◆ Exercise directions:
Search the material for the word "disc" and copy every line in which it occurs.

◆ Input for this task:
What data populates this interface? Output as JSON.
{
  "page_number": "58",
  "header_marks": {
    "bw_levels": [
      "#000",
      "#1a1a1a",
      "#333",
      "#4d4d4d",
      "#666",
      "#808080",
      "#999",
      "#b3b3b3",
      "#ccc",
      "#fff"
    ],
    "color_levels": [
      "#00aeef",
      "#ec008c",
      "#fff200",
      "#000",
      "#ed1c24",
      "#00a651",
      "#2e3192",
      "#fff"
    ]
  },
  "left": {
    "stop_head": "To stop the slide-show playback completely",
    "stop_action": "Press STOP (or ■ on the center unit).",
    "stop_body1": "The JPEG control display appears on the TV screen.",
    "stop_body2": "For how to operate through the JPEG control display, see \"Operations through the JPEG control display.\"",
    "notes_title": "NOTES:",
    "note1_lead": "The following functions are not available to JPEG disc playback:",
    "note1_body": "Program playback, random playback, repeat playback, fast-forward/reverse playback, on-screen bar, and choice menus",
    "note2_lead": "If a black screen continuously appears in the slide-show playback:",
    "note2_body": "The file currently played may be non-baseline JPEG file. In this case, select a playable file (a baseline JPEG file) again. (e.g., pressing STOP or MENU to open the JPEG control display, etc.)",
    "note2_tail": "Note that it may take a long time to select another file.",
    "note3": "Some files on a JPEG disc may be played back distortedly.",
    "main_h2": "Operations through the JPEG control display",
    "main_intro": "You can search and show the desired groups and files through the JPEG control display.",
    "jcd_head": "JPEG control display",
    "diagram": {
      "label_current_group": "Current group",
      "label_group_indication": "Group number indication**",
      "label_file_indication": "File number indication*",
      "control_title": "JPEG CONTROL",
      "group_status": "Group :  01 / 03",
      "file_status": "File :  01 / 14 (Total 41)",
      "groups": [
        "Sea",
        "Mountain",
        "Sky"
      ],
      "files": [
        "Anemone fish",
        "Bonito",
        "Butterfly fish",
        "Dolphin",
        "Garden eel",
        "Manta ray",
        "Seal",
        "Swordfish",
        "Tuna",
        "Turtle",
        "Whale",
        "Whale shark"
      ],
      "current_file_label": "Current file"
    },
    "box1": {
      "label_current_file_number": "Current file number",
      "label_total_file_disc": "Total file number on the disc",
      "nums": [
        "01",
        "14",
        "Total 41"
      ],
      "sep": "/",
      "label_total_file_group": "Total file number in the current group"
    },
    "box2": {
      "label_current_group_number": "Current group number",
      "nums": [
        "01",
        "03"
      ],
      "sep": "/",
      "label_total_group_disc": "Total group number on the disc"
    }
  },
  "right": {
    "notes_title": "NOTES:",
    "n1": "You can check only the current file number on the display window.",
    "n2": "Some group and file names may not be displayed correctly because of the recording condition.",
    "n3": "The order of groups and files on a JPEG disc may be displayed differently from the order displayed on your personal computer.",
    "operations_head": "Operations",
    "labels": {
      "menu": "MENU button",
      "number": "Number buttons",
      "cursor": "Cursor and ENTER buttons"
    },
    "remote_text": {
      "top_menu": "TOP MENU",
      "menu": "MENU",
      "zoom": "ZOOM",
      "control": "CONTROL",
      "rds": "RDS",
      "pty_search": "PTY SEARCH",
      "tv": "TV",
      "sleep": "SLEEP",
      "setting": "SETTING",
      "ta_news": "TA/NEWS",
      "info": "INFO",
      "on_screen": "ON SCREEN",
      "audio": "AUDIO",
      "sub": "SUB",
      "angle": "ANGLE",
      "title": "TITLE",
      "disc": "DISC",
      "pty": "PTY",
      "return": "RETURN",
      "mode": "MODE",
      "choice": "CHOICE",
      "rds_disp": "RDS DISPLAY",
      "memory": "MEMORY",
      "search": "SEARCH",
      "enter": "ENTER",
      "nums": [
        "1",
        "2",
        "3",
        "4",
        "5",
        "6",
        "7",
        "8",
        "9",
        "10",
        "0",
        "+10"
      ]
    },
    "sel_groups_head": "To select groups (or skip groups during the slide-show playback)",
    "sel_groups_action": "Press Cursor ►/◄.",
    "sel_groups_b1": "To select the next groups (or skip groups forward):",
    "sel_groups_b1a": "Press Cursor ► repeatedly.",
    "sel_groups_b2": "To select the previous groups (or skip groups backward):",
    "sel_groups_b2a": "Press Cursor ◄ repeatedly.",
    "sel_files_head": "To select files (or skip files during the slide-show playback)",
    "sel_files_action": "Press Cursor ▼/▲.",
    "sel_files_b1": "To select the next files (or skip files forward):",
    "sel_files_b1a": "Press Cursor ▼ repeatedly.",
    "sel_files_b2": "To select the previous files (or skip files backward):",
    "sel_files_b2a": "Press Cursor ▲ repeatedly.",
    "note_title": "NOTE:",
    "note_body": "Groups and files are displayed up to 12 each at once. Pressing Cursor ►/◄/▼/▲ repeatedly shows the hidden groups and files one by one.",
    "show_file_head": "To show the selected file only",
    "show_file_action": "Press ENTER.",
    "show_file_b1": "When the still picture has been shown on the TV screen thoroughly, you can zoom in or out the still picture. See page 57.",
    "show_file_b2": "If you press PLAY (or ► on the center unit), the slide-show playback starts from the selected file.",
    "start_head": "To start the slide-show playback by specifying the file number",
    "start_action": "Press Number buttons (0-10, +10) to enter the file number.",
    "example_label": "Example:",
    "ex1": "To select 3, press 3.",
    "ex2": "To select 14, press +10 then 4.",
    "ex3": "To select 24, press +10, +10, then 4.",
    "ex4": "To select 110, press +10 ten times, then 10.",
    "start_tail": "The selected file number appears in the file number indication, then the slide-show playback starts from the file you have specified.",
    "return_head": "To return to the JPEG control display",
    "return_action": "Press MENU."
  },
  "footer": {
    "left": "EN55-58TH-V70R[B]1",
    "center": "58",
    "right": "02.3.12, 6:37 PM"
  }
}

◆ Written reply:
    "note1_lead": "The following functions are not available to JPEG disc playback:",
    "note3": "Some files on a JPEG disc may be played back distortedly.",
      "label_total_file_disc": "Total file number on the disc",
      "label_total_group_disc": "Total group number on the disc"
    "n3": "The order of groups and files on a JPEG disc may be displayed differently from the order displayed on your personal computer.",
      "disc": "DISC",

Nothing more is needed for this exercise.